More On Continuous Partial Attention

Stephen DeAngelis

February 19, 2007

In a follow-up post to the first of my two blogs on Harvard Business Review’s 2007 Breakthrough Ideas [HBR 2007 Breakthrough Ideas, Part 1] ZenPundit Mark Safranski tied Linda Stone’s idea of Continuous Partial Attention to work being done by Dave Davidson on visualization [Information Velocity: Knowledge Opportunities or White Noise?]. Safranski writes:

“It occurred to me from Stone’s use of the term ‘scanning’ that ‘continuous partial attention’ is a behavior that probably has a strong evolutionary base as it would offer obvious survival advantages to early humans who manifested that kind of alert and reactive perception to minor changes in the immediate environment. A behavior that can be relaxed when we are in locales where our need for safety and security are relatively assured norms. Scanning for information in Continuous Partial attention increases the velocity of information flow to the brain and we would be constantly assessing the value of the given information in terms of ‘spending’ our attention by increasing our focused concentration and going ‘deeper.’ Judiciously practiced, continuous partial attention would yield certain efficiencies in terms of time saved and increased probability for generating bursts of insight.

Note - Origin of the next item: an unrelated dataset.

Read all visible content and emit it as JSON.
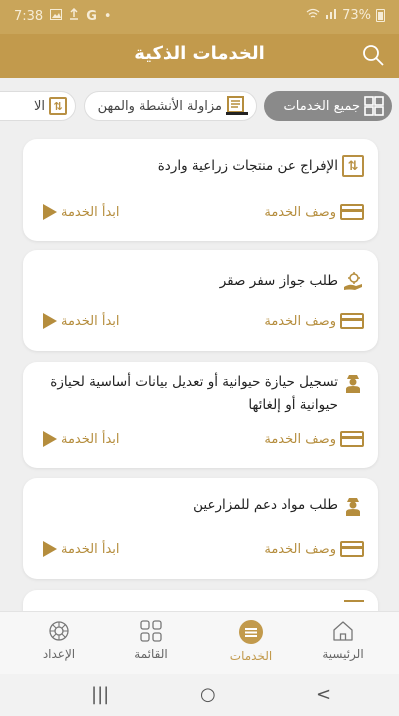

These would be moments where real learning could potentially take place, opportunities to acquire or, add to, useful knowledge.”

When Mark talks about “survival advantages” of being good at continuous partial attention, I conjure up images from Animal Planet’s most successful show Meerkat Manor. Meerkat survival depends on avoiding or confronting threats as a combined group which requires individual attention, connectivity, and combined action.  As a result, Meerkats constantly scan the sky, sniff the air, listen for nearby noises, and visually sweep the surrounding area from as high a perch as they can achieve — all the while being aware where other members of their group are foraging and where the nearest bolt hole is located. Some group members are better at this continuous partial attention than others and they become extremely valuable to the group as a whole. Dave Davidson’s believes we can enhance our CPA ability (even if we’re not naturally gifted at it) through innovative visualization [Who Is Linda Stone and why should we listen to her?] Dave writes:

“It has been my passion since I began posting on this blog 10 months ago to seek ways to provide solutions to this dilemma, solutions which I believe rest on the ideal developed years ago by the architect Ludwig Mies Van Der Rohe. His axiom ‘Less is more’ is my guiding principle. As I find useful tools for compressing and synthesizing the chaos of content on the Internet I will share them with you.

In the past I have referred to challenges like continuous partial attention as part of a complexity gap. It is a challenge that confronts many large organizations, not just individuals. It is an even larger challenge when information from one organization must be shared with another. The best example of this, perhaps, is how information is provided by the intelligence community to fighting forces. How much information should be pushed to fighters (e.g., an anti-aircraft missile has just been fired at your aircraft!) and how much information should be pulled up by the fighters themselves (e.g., is the movement of fishing dhows into this part of the ocean typical behavior this time of year?). In other words, how do you deal with the challenge of providing what the fighter thinks he needs to know as opposed to what do others think he should know? Davidson is correct that proper visualization can go a long ways towards solving this challenge. When the USS Vincennes mistakenly shot down an Iranian airliner, it was engaged in a hot exchange with small boats and thought that the airliner was a military aircraft coming to join the fray. A good visual display would have prevented the tragedy. Had, for example, a computer display showing known commercial flight routes with airplane icons showing whether they were climbing or descending been available, the officer who made the decision to fire could have ascertained the information he had been provided was in error. What the Vincennes had was dark screens filled with green numbers that were constantly changing that were misinterpreted in a tense situation of information overload.

Not all learners, however, are visual learners. When Enterra Solutions addressed this problem, we developed Transparent Intelligent Interfaces that provide information to decision makers in the form they prefer. It continually updates the data the decision maker wants and provides alerts for information he requires but only on an exceptional basis. The name of Davidson’s blog [Thoughts Illustrated] is a good example of how words can be used as effectively as pictures to conjure up clear mental images of what is being discussed. A blending of visualization, numerical data, and words (analogies, metaphors, etc.) ultimately provides the best learning environment and helps reduce (but will never eliminate) the continuous partial attention problem.